“Unexpectedly, one of my past doula clients invited me to church,” she said. “I was more surprised than anyone when I received Christ that day. The Holy Spirit had so many different things to work on in me. I was engaging in so much immoral behavior at the time.”

Initially, Kara was not under conviction about her job at the abortion clinic. She started learning to follow Christ and tried to listen to His voice as she continued to work there.

“My friend told me that I could not follow Christ and work at a place that murdered babies. I was convinced that I could. I was holding on to the delusion.”

Everything came to a head when Kara had an experience remarkably like the one that led Abby Johnson out of the abortion industry. During a procedure, the doctor had a difficult time locating the baby. Kara was asked to hold the ultrasound in place.

“I saw the baby on the screen,” she said. “I saw what happened to it. I actually felt it happening under my hand. I became so convicted. I felt God, even there in the abortion clinic.”

Kara started to seek out spiritual resources to help her through this confusing time. She started watching sermons from a church in Florida. When they announced one Sunday that they were hosting a Care Net banquet, she instantly booked a ticket. Something told her that she needed to be at that banquet.

“There I was, an abortion clinic worker, sitting at the table with this pastor I followed online,” she said. “When the pastor asked me who I was, I just broke down. He introduced me to the director of the center, and she told me about Abby and And Then There Were None. I told her that I knew about ATTWN because I often dug their postcards out of the trash and brought them home.”

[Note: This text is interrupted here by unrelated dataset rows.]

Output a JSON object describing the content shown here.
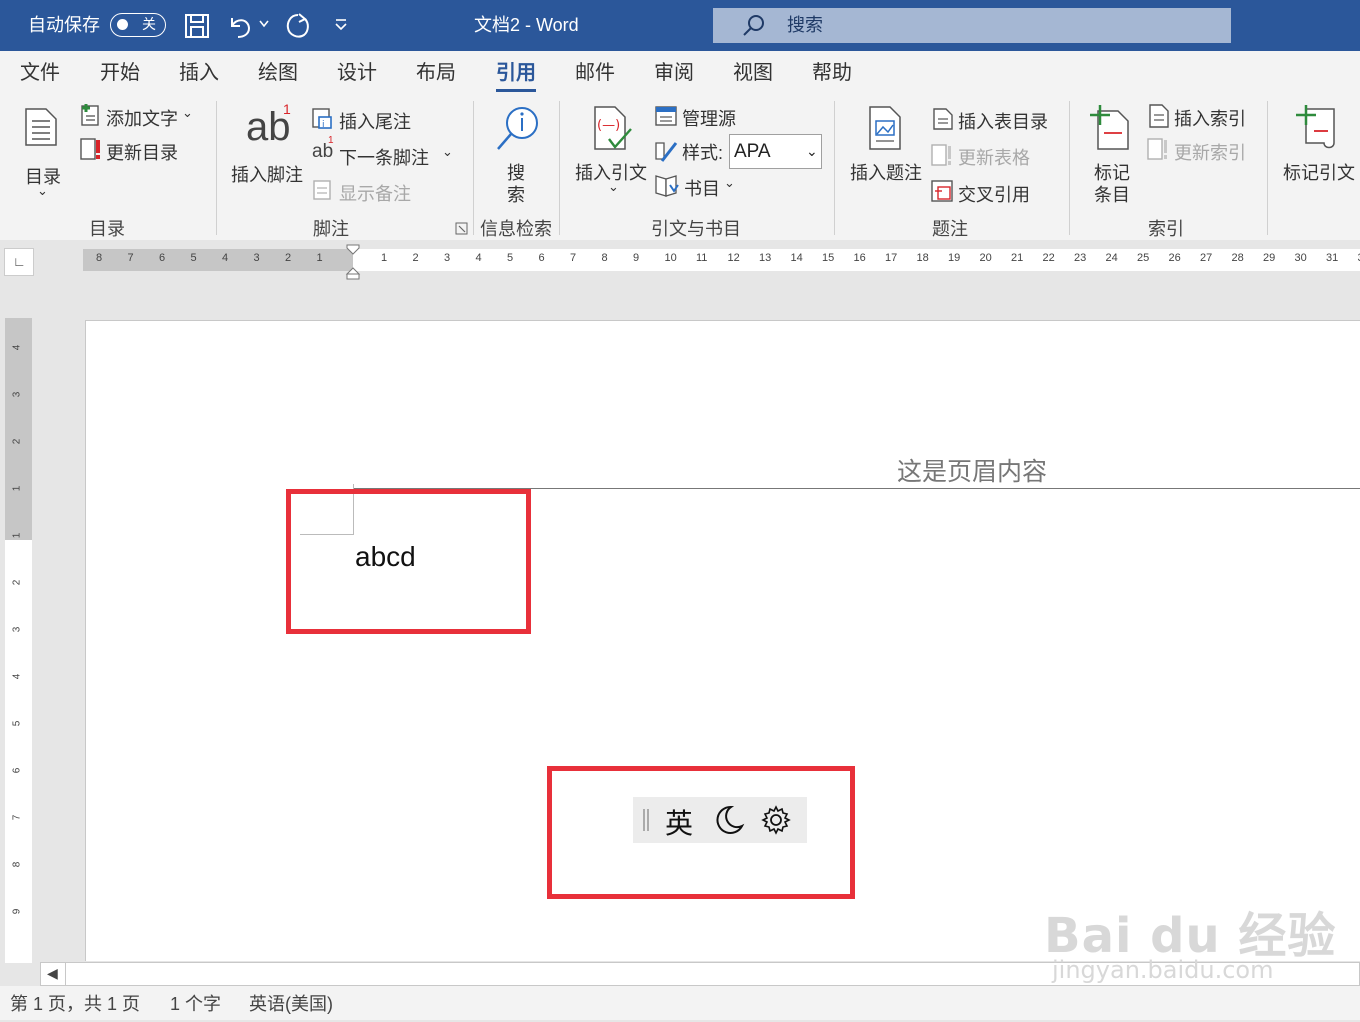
{
  "titlebar": {
    "autosave_label": "自动保存",
    "autosave_state": "关",
    "doc_title": "文档2  -  Word",
    "search_label": "搜索",
    "bg_color": "#2b579a"
  },
  "tabs": [
    "文件",
    "开始",
    "插入",
    "绘图",
    "设计",
    "布局",
    "引用",
    "邮件",
    "审阅",
    "视图",
    "帮助"
  ],
  "active_tab": "引用",
  "ribbon": {
    "toc": {
      "big_label": "目录",
      "add_text": "添加文字",
      "update_toc": "更新目录",
      "group": "目录"
    },
    "footnotes": {
      "big_label": "插入脚注",
      "insert_endnote": "插入尾注",
      "next_footnote": "下一条脚注",
      "show_notes": "显示备注",
      "group": "脚注"
    },
    "research": {
      "big_label_1": "搜",
      "big_label_2": "索",
      "group": "信息检索"
    },
    "citations": {
      "big_label": "插入引文",
      "manage_sources": "管理源",
      "style_label": "样式:",
      "style_value": "APA",
      "bibliography": "书目",
      "group": "引文与书目"
    },
    "captions": {
      "big_label": "插入题注",
      "insert_table_of_figures": "插入表目录",
      "update_table": "更新表格",
      "cross_reference": "交叉引用",
      "group": "题注"
    },
    "index": {
      "big_label_1": "标记",
      "big_label_2": "条目",
      "insert_index": "插入索引",
      "update_index": "更新索引",
      "group": "索引"
    },
    "authorities": {
      "big_label": "标记引文"
    }
  },
  "ruler": {
    "left_numbers": [
      "8",
      "7",
      "6",
      "5",
      "4",
      "3",
      "2",
      "1"
    ],
    "right_numbers": [
      "1",
      "2",
      "3",
      "4",
      "5",
      "6",
      "7",
      "8",
      "9",
      "10",
      "11",
      "12",
      "13",
      "14",
      "15",
      "16",
      "17",
      "18",
      "19",
      "20",
      "21",
      "22",
      "23",
      "24",
      "25",
      "26",
      "27",
      "28",
      "29",
      "30",
      "31",
      "3"
    ],
    "vertical_numbers": [
      "4",
      "3",
      "2",
      "1",
      "1",
      "2",
      "3",
      "4",
      "5",
      "6",
      "7",
      "8",
      "9"
    ]
  },
  "document": {
    "header_text": "这是页眉内容",
    "body_text": "abcd",
    "highlight_color": "#e8303a"
  },
  "ime_bar": {
    "mode": "英"
  },
  "statusbar": {
    "page": "第 1 页，共 1 页",
    "words": "1 个字",
    "language": "英语(美国)"
  },
  "watermark": {
    "brand": "Bai du 经验",
    "url": "jingyan.baidu.com"
  }
}
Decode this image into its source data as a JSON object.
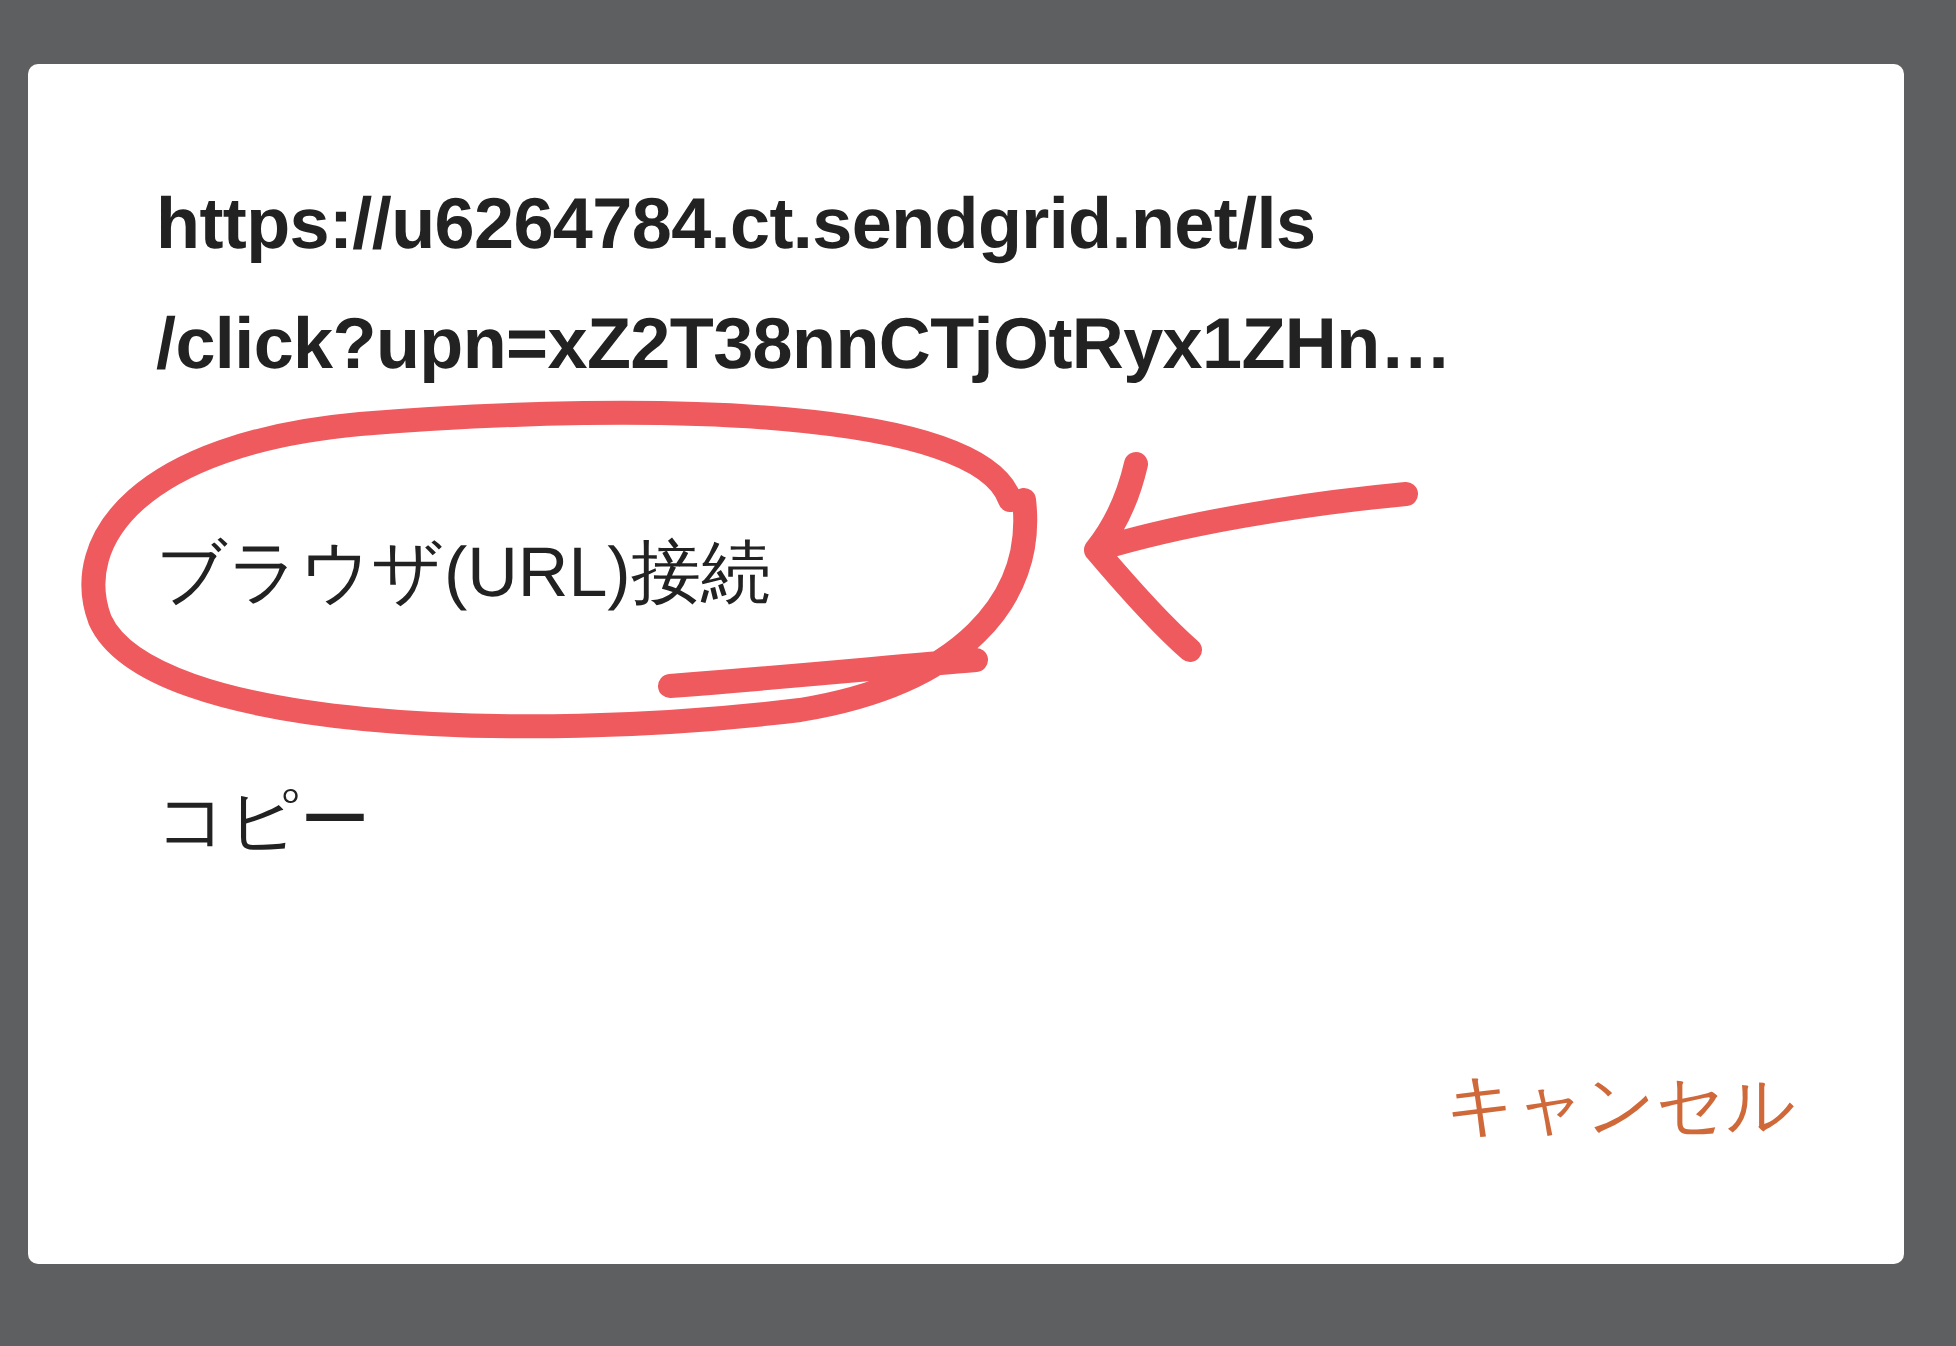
{
  "dialog": {
    "title_lines": [
      "https://u6264784.ct.sendgrid.net/ls",
      "/click?upn=xZ2T38nnCTjOtRyx1ZHn…"
    ],
    "items": [
      {
        "label": "ブラウザ(URL)接続",
        "annotated": true
      },
      {
        "label": "コピー",
        "annotated": false
      }
    ],
    "cancel_button": "キャンセル"
  }
}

After attending the banquet, Kara felt brave enough to watch Unplanned. As soon as it was over, she called the hotline number for ATTWN on the end screen.

“I was bawling and heaving. The ultrasound scene, that was what I had gone through as well. I was completely disillusioned from that moment. I knew that God was leading me to healing. I didn’t feel hopeless, but I felt convicted. The Lord said it was time to get help.”

Kara, like many workers, was suspicious of And Then There Were None at first.

“I didn’t know if they were real. How could there be a group of pro-lifers who cared so deeply about abortion clinic workers?”

Kara made the decision to quit Planned Parenthood without another job lined up. She attended three different healing retreats with And Then There Were None and fell right into the “Quitter Tribe.” While it was scary leaving a well-paying job, she knew she was doing the right thing and had the support of other Quitters of the abortion industry who had been in her shoes. Through a series of events that only God could have orchestrated, Kara found herself in Florida volunteering at that same Care Net center, and weeks later she was offered the position as a Center Director.

“I have worked hard to heal,” Kara said. “At first, I felt bad that I could not cry. I was so blocked off and dissociated from everything. Counseling with Amanda helped give me the tools to work through things on my own now.”

Kara strongly encourages other workers who have not reached out for help to do so.

“You are never alone. There is an entire ministry devoted to helping you get out, heal, find a better path, and connect you with an amazing group of people who have been where you are,” she says. “There is such a strong connection between us. We just run into each other’s arms with so much love in our hearts. We always show up for each other.”

Kara continues to work at Care Net and is now engaged to marry the man of her dreams.

“The Lord made me wait,” she said. “I was not happy being single, but the Lord made me wait and now I am so happy that He did.”

Kara admits that she is not where she wants to be, but that she is working hard to develop her relationship with Christ and become the woman He created her to be.

“I am walking the path the Lord has for me. I am divinely held by Him,” she said. “Without my Tribe, I would not be where I am today. I have been equipped and shown such unconditional love by Sarah and everyone at And Then There Were None. The love we have for each other is so deep and real.”